Tradition has it that hikers pick a pebble off the beach in the Irish Sea and carry it with them to throw into the North Sea once the trek is complete. With our rocks (of varying sizes) selected, we stepped off on our adventure. Day 1 started with a bit of climb up St Bees Head, past Fleswick Bay, staying along the coast before starting the first official turn to the east and passing through Sandwith.

After Sandwith we headed back to St Bees for the night, logging a little over 9 miles for the day. The next morning, we headed north and picked up the trail that would take us up Dent Hill and end at the famous (for the town of 220 people) Ennerdale Bridge. Just under 10 miles on Day 2 and a 1,800 vertical ft climb to ready the legs for the big climb the following day.

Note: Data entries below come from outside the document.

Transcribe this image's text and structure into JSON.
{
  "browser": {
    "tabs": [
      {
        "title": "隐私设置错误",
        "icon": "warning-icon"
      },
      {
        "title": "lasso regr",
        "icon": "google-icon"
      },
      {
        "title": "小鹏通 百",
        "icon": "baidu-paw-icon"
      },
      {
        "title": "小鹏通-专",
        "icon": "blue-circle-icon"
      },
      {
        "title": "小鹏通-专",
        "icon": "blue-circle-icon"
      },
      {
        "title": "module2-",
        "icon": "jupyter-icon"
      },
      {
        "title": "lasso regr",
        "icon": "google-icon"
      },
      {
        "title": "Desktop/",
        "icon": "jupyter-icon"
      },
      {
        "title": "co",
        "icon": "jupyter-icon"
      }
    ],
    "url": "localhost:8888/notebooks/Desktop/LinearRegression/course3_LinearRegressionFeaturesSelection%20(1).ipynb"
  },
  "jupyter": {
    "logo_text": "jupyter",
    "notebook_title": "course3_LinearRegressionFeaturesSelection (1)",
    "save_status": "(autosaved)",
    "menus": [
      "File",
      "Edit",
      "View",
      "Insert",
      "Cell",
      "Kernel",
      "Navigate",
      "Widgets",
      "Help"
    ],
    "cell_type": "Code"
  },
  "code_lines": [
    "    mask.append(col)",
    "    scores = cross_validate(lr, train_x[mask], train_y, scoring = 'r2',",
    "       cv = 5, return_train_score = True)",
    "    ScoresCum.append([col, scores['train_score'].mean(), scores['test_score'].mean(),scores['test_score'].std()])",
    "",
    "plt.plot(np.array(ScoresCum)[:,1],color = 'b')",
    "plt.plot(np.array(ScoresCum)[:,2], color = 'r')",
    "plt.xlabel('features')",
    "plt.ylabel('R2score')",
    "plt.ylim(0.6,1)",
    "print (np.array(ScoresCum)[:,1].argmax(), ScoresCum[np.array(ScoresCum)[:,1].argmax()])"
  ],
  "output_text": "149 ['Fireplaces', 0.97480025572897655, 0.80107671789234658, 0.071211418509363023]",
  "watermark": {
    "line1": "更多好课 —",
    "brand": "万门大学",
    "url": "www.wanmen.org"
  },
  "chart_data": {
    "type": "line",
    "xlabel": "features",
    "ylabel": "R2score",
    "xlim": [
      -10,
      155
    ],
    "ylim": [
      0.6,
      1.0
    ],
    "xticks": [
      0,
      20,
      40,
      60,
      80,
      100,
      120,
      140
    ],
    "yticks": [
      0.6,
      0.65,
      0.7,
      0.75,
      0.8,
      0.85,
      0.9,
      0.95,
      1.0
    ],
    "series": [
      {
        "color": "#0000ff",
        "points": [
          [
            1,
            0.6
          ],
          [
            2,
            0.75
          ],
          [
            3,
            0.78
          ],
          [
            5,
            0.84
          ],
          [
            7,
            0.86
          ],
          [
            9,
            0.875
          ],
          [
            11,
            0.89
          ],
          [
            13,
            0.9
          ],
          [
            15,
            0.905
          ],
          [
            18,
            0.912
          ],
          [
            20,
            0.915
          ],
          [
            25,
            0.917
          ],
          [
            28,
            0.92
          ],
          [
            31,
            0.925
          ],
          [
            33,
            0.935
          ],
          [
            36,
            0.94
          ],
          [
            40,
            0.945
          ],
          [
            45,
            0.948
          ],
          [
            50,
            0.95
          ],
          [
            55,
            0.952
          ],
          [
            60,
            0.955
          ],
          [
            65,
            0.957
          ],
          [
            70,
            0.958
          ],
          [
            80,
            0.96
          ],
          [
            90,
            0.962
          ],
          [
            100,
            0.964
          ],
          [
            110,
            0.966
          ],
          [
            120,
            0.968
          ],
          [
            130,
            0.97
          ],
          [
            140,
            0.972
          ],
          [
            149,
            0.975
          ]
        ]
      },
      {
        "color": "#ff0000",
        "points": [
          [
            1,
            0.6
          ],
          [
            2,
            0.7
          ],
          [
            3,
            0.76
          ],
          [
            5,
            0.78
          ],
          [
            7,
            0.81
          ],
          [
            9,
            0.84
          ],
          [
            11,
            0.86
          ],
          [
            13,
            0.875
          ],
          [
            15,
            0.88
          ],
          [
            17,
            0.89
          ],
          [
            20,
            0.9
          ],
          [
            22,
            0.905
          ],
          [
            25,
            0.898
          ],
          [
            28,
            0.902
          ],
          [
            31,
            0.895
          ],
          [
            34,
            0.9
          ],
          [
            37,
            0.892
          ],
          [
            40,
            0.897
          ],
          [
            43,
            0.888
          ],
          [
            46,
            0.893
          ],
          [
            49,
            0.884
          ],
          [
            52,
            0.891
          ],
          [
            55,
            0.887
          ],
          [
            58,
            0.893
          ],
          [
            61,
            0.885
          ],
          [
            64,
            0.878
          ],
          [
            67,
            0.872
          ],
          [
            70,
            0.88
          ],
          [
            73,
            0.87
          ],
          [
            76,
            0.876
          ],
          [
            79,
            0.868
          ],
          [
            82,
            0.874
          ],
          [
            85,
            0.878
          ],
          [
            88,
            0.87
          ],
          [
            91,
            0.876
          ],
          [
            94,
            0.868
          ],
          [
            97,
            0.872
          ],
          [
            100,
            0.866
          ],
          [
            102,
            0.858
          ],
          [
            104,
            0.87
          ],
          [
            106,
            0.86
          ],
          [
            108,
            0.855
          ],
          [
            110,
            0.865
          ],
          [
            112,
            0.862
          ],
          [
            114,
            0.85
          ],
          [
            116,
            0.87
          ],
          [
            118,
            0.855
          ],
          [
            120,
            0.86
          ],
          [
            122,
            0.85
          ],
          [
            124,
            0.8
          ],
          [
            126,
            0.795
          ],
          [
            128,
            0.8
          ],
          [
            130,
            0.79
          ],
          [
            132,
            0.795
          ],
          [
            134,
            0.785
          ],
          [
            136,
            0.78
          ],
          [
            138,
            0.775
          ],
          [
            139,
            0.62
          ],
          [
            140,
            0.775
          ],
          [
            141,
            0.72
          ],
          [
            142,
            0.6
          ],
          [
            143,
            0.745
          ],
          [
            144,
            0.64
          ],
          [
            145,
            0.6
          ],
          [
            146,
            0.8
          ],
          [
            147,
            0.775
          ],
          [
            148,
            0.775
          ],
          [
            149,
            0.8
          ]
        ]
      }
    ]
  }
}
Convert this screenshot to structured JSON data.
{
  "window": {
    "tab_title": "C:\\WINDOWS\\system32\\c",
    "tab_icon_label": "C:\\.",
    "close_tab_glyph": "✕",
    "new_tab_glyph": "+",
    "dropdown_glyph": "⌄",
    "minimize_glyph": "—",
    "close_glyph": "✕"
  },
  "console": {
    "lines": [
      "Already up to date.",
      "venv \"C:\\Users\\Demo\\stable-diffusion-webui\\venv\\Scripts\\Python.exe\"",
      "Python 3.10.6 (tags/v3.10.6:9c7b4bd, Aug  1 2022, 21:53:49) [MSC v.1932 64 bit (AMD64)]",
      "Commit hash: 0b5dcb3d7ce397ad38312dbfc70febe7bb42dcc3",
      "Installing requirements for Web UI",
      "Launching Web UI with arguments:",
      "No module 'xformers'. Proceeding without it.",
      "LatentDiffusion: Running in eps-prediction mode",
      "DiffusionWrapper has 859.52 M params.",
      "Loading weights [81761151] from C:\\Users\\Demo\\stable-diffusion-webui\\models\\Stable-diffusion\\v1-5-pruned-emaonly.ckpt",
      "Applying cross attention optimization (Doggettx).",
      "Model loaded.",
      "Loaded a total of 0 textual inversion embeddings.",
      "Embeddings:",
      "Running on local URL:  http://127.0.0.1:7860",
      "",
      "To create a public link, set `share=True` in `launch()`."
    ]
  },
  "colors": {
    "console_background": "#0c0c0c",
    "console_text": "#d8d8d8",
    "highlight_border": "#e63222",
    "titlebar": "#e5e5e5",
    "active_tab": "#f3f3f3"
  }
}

Day 3 (9 May) was on of the bigger legs of the trip. We started at Ennerdale Bridge and arrived in the rain at Seatoller almost 9 hours later. In between, Meredith, Laura, Gabe, and I split off on “the high route” where we clawed our way up Red Pike, High Stile (the highest summit on the C2C), and Haystacks in 30-40 kt winds. Mr. Wainwright cautioned in his book that this route was suitable only for “very strong and experienced fell walkers” in clear weather.

Despite being windburnt, a bit wet, and needing a little time to work our way through some pretty unmarked portions of the trail, we made it to Seatoller (population 420) and settled into a decent room and fantastic dinner at the Glaramara Hotel (hey, nobody said we were camping on this trip!).

Closing the books on Day 3 of the adventure, we covered 34.6 miles and already climbed a total of 8,422 vertical feet.